[[ Supplied material open ]]
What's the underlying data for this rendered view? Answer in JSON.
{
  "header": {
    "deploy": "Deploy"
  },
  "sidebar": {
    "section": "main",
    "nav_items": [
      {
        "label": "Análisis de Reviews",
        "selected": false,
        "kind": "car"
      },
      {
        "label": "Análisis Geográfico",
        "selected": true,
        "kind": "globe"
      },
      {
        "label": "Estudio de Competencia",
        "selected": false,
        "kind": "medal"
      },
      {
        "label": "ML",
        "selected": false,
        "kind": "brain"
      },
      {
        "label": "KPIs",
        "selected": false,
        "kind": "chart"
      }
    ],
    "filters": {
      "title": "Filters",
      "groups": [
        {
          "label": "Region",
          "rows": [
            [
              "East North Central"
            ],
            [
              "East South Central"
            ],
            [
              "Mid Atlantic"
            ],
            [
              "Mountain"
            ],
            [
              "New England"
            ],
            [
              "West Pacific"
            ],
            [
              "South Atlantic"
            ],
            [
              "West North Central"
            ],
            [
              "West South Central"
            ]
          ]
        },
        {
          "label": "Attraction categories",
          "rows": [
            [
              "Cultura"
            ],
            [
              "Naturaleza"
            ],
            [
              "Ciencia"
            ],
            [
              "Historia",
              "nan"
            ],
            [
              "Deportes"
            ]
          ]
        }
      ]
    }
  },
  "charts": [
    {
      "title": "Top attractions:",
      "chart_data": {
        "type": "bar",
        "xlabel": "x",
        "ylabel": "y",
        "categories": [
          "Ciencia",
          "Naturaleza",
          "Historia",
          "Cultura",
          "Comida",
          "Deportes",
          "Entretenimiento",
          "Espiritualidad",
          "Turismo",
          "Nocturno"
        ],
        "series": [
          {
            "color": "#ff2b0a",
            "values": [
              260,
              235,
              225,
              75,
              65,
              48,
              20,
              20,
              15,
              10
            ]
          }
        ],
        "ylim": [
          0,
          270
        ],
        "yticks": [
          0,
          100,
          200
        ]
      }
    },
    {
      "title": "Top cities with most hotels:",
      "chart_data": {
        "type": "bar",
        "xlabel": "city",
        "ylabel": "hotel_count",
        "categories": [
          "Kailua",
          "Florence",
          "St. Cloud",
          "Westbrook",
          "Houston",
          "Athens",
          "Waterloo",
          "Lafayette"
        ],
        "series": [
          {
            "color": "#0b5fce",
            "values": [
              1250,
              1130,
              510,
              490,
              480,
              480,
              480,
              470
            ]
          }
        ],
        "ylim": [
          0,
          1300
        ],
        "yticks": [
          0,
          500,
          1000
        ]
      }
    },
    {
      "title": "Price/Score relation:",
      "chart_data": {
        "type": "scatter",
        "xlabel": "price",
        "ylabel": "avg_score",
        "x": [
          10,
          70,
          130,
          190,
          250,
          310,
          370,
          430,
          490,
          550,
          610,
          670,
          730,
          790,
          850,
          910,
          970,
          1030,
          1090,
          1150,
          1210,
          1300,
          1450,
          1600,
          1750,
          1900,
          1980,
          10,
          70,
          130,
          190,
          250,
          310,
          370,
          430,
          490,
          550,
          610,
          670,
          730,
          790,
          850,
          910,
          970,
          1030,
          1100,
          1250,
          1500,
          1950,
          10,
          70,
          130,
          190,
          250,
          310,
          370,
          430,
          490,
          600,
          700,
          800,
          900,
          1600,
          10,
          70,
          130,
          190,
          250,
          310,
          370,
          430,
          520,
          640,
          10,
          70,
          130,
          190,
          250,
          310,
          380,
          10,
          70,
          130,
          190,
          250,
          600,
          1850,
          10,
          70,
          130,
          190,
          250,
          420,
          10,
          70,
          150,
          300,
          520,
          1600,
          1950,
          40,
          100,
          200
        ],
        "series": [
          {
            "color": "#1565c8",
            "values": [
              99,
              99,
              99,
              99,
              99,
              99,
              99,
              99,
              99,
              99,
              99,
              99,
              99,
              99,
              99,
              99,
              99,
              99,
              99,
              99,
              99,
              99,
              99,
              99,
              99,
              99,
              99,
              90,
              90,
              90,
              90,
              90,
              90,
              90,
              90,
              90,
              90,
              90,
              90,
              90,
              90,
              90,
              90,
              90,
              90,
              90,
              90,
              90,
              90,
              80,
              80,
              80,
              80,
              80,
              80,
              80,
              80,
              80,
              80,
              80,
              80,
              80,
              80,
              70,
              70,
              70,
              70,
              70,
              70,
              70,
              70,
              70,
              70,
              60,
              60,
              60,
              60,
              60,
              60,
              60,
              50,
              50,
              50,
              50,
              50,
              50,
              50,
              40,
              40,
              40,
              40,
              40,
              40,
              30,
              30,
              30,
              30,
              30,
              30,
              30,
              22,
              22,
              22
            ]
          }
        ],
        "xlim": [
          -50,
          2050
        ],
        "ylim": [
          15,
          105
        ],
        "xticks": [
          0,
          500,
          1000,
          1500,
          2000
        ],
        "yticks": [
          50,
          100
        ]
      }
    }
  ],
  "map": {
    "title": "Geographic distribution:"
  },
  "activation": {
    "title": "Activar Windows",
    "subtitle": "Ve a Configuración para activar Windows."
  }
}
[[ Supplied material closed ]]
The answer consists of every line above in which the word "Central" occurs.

              "East North Central"
              "East South Central"
              "West North Central"
              "West South Central"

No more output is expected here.